Syria And Iran May Hit Back Over Israeli Raid

Syria And Iran May Hit Back Over Israeli Raid

Syria and Iran have threatened to retaliate for an Israeli air raid near the capital Damascus.

Syrian ambassador to Lebanon Ali Abdul-Karim Ali says Damascus has "the option and the surprise to retaliate." He said he cannot predict when the retaliation will be, saying it is up to relevant authorities to prepare for it.

In Iran, the semi-official Fars news agency quoted deputy foreign minister Hossein Amir Abdollahian on Thursday as saying the raid on Syria will have significant implications for the Israeli city of Tel Aviv.

US officials said Israel launched a rare air strike inside Syria on Wednesday, targeting a convoy believed to contain anti-aircraft weapons bound for Hizbollah.

The Syrian military denied the existence of any such shipment and said Israel targeted a scientific research facility outside Damascus.

Russia had earlier said it was 'deeply concerned' over reports that Israeli jets attacked a scientific research centre inside Syria. The country held back from condemning the action as yet, but said it would do so if the report was true. 

Syria announced on Wednesday that an Israeli air strike attacked the research centre after reports had emerged out of Israel earlier claiming a convoy had been attacked on the Syria-Lebanon border.

Syrian officials claimed Israeli jets had entered their airspace at low altitude, under the radar, and hit the facility in Jamraya, near Damascus, killing two site workers.

State television quoted the military as saying: "They ... carried out an act of aggression, bombarding the site, causing large-scale material damage and destroying the building."

Earlier reports had claimed that Israeli jets had hit a convoy allegedly carrying weapons to Lebanon's Hizbollah movement. According to Sky sources, the attack took place just inside Syria.

Sky's Middle East correspondent Sam Kiley said on Wednesday: "We know from Sky sources that the Israelis have conducted an air strike involving three sorties by 12 planes - a very heavy air strike, a high level of intent - on the village of Nabi Chit, near the bigger Syrian town of Zabadani.

He said it was possible that the Israelis had been targeting a suspected shipment of ship-to-shore and anti-aircraft missiles.

Israeli officials were concerned that if the anti-aircraft missiles fell into the hands of Lebanese militant group Hizbollah, Israel could lose the air superiority it had enjoyed until now.

It was not immediately clear whether both the Sky sources and the Syrian media were referring to the same air strike, but the Syrian army denied that an Israeli air strike had targeted a weapons convoy on the border.

There was no official comment from Israel on the statements from Iran, Syria or Russia.

Tzahi HaNegbi, an MP close to Prime Minister Benjamin Netanyahu, commented generally, saying: "The best thing that Israel has been hoping for for a long time is that the West will take control of these weapons.

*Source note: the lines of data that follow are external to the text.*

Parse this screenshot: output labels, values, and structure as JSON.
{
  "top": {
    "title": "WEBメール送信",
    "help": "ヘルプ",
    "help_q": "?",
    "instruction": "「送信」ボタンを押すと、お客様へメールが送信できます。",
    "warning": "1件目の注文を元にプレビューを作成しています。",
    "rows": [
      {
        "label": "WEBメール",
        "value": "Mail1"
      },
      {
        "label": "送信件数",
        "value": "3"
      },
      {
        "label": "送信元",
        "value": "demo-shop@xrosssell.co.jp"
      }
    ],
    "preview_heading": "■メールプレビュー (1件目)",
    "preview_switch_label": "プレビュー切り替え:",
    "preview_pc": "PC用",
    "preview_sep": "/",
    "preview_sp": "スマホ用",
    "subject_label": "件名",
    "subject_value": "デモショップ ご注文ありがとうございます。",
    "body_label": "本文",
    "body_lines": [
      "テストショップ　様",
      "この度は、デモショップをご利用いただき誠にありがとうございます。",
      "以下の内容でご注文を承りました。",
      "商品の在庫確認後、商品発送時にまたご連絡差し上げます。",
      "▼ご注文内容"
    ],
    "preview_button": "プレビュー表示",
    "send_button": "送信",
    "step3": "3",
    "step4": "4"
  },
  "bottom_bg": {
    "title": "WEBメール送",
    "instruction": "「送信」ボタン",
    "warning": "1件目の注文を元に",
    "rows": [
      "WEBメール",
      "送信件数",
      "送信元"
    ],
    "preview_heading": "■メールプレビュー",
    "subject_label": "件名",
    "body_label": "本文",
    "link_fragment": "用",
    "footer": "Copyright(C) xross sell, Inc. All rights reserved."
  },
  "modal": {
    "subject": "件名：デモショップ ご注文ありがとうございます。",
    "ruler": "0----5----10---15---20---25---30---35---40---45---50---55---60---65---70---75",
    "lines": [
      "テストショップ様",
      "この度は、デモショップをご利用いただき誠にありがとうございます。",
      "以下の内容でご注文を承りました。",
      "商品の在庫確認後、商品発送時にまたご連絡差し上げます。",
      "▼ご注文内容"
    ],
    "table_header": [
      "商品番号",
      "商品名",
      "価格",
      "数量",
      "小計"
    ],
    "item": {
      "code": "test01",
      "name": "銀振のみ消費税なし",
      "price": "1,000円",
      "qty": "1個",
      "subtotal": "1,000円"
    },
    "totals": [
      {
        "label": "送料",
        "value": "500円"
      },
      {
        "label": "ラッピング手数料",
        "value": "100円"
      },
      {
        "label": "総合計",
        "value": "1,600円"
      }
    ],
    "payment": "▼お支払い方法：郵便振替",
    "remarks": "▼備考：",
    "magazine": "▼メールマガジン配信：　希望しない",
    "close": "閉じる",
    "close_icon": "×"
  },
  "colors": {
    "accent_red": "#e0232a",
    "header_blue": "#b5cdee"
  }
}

"But the world is not ready to take such a decision as it did in Libya or Iraq, so Israel finds itself facing a dilemma which we alone can resolve."

Iran had previously warned that any attack on Syria would be seen as an attack on Iran.